Speaking of, that has to be one of the least favourite software companions I’ve used in a long time. Unhelpfully, even on a full charge, the Epos H3Pro Hybrid will claim it has more than 80% available, which is technically true but also not as heartening to hear 100% battery, which is more in line with what you get from other active noise-cancelling headphones, like the terribly named but admittedly incredible Sony WH-1000XM4 headphones.
You’d think the Epos Gaming Suite software would offer some guidance on battery life, and it does albeit in a squint-to-see-it kind of way. There aren’t any percentages on offer, and you’re forced to peer at a thin blue battery line against a blue background. My eyes! Admittedly, the 30-hours of battery life rings true for low-latency PC use, but the lack of transparency on actual battery levels had me reaching for the USB-C charging cable just in case.
As for the rest of the Epos Gaming Suite, there’s not a lot going on here. The headphones tab has those aforementioned four presets, plus you can add your own, as well as the option to flick between 2.0 or 7.1 soundscapes. I wish there was a physical button for this as I regularly forgot to switch to 7.1 for gaming and/or back to 2.0 for everyday audio playback.
The microphone tab has more options, but I was still unable to find a setting that made the microphone sound anything beyond the kind of average fare you accept as part and parcel of a gaming headset.
While the Epos H3Pro Hybrid does a good job of passive noise cancelling, it also has active noise cancelling, which is activated via a simple switch on the right earcup. The thing is, I play my music and games loud enough that passive noise cancelling effectively limits outside noises, and the active noise cancelling felt more subtle than profound in my day-to-day tests. While it’s a nice add-on, it doesn’t compete with the kind of noise cancelling you might expect from Bose or Sony.

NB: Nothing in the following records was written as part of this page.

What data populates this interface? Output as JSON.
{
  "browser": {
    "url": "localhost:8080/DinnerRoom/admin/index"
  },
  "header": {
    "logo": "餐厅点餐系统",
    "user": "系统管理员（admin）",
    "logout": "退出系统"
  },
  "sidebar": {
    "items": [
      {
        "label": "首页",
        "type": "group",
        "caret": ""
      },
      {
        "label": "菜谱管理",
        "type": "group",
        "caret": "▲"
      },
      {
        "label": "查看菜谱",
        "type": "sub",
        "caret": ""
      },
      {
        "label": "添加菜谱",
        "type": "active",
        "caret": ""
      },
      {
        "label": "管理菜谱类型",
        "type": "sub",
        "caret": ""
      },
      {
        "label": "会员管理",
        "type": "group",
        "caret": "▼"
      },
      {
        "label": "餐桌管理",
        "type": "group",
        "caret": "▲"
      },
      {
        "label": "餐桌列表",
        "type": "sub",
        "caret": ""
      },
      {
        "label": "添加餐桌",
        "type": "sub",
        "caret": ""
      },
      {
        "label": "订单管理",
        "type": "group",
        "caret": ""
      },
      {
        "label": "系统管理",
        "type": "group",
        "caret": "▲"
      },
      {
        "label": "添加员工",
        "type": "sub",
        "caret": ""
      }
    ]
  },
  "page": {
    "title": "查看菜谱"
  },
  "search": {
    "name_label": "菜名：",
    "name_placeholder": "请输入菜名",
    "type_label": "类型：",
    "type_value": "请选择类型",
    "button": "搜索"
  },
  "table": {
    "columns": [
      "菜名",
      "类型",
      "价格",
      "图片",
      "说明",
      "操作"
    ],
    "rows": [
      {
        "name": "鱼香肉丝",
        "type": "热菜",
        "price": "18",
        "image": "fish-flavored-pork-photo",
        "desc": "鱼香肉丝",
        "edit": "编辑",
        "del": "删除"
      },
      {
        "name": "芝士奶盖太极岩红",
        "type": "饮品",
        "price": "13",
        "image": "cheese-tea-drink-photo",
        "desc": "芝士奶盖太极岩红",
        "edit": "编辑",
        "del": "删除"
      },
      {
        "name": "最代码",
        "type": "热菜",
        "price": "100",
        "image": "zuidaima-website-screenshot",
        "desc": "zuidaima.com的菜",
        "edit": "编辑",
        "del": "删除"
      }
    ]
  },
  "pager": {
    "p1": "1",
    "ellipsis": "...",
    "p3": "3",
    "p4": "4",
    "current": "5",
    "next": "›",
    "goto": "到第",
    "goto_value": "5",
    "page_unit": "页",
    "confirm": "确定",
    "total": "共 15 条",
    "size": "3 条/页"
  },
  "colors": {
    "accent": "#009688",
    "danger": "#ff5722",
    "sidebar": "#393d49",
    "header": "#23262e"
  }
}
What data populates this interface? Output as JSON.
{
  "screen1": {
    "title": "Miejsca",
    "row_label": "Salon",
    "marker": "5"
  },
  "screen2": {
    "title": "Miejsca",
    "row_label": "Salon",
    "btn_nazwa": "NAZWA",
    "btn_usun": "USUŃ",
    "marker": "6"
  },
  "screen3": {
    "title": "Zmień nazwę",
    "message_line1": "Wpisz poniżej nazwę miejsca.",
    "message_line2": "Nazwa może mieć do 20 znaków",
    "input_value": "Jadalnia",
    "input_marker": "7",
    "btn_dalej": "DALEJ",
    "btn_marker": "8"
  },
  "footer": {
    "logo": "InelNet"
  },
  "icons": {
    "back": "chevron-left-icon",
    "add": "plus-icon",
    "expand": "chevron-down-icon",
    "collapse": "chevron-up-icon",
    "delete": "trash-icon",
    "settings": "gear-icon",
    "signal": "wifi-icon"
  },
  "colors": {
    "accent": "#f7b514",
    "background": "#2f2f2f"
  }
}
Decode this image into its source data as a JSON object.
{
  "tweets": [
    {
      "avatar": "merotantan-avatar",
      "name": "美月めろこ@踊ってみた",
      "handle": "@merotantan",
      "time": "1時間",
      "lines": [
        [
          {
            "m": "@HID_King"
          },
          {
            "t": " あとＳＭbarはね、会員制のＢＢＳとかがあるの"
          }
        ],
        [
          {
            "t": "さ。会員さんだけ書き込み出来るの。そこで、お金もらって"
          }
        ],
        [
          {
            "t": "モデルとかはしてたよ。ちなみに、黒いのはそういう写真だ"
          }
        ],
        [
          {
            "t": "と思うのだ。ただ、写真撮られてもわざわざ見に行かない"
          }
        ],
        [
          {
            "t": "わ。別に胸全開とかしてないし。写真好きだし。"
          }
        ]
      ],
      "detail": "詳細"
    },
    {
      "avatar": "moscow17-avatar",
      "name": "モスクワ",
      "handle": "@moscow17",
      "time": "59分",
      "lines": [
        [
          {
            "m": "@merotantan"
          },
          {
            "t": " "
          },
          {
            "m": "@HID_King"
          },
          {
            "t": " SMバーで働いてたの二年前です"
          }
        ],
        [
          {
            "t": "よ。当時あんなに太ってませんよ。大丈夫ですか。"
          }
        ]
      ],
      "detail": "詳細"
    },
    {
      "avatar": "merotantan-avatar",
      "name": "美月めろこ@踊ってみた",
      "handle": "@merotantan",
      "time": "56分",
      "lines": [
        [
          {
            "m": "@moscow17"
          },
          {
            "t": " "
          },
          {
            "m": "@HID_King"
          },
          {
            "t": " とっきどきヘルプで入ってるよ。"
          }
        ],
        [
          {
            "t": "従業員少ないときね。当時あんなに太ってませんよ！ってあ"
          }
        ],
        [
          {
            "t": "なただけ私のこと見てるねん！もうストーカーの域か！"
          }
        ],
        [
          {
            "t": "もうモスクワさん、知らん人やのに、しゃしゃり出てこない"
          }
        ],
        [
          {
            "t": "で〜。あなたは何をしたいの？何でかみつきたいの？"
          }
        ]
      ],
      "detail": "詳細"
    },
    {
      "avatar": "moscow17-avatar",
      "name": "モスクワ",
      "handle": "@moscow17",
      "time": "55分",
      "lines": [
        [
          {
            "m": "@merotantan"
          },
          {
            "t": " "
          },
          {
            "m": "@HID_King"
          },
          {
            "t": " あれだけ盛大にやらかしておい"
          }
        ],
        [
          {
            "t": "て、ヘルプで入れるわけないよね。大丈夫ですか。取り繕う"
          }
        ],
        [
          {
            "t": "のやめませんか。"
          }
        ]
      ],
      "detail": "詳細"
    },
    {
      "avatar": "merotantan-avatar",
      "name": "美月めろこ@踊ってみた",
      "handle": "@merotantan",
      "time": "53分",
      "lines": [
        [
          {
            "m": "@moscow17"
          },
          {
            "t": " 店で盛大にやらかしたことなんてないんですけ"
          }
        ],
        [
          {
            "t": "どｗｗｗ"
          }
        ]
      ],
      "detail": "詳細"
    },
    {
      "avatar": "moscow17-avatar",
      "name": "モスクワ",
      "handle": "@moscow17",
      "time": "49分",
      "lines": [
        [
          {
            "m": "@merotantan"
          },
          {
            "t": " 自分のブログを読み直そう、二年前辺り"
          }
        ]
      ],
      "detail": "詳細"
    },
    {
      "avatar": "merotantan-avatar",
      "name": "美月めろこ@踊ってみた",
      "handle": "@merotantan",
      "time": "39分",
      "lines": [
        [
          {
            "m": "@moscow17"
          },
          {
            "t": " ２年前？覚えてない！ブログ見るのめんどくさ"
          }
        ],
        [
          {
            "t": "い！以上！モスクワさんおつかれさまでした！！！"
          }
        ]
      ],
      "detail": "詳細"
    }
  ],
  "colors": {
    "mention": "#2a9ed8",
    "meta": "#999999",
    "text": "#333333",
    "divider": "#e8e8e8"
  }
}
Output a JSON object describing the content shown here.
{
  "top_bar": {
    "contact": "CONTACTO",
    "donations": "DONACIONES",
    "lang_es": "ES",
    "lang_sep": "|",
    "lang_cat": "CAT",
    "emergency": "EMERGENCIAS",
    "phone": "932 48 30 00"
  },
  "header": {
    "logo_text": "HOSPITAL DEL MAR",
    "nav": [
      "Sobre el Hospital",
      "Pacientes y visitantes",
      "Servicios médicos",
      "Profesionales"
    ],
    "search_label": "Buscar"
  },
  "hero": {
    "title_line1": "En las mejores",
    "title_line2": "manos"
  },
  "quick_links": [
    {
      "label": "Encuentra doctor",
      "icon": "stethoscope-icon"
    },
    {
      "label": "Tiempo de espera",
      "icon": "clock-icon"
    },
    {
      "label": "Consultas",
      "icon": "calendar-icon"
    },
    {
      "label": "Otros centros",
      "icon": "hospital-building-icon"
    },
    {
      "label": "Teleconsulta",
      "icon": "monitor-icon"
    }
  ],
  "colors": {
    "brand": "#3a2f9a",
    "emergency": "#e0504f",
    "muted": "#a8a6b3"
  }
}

More editorial, photos, test results etc.
Is the Epos H3Pro Hybrid worth buying?
The Epos H3Pro Hybrid is in a weird place. It isn’t a replacement for a dependable pair of noise-cancelling headphones and that feature feels unnecessary because of good passive noise cancelling. I like the platform versatility, but I also want a gaming headset to offer a decent microphone, big bass and all-day comfort, which are areas where the Epos H3Pro Hybrid is lacking. Ultimately, it’s not a terrible gaming headset, but spend half the price again for a truly incredible wireless headset (SteelSeries Arctis Pro Wireless) or just spend less than half the price for an admirable wireless headset that does most of what the Epos H3Pro Hybrid does anyway (Xbox Wireless Headset).
How we review gaming headsets
We factor in price and connectivity when reviewing a gaming headset, then put it through the motions of testing during hours and hours of gaming and everyday use. This also lets us determine the battery life and extended comfort of a gaming headset, as well as garner feedback on how the microphone sounds over Discord when playing with others.
Everyday testing includes video calls and music playback, and we favour headsets that are more than single-function devices. In fact, the headsets that tend to score the highest are those that marry big sound (including oomph-tastic bass) with all-day comfort. Wired and wireless gaming headsets are generally more closely compared in their respective connectivity categories, except where there’s crossover for things like comfort and sound performance.
Then we take a look at the nice-to-haves. Companion software isn’t necessarily a dealbreaker if it’s average, but it can help elevate the usefulness of a headset. We also appreciate easy-to-reach physical controls for the main functions on a headset.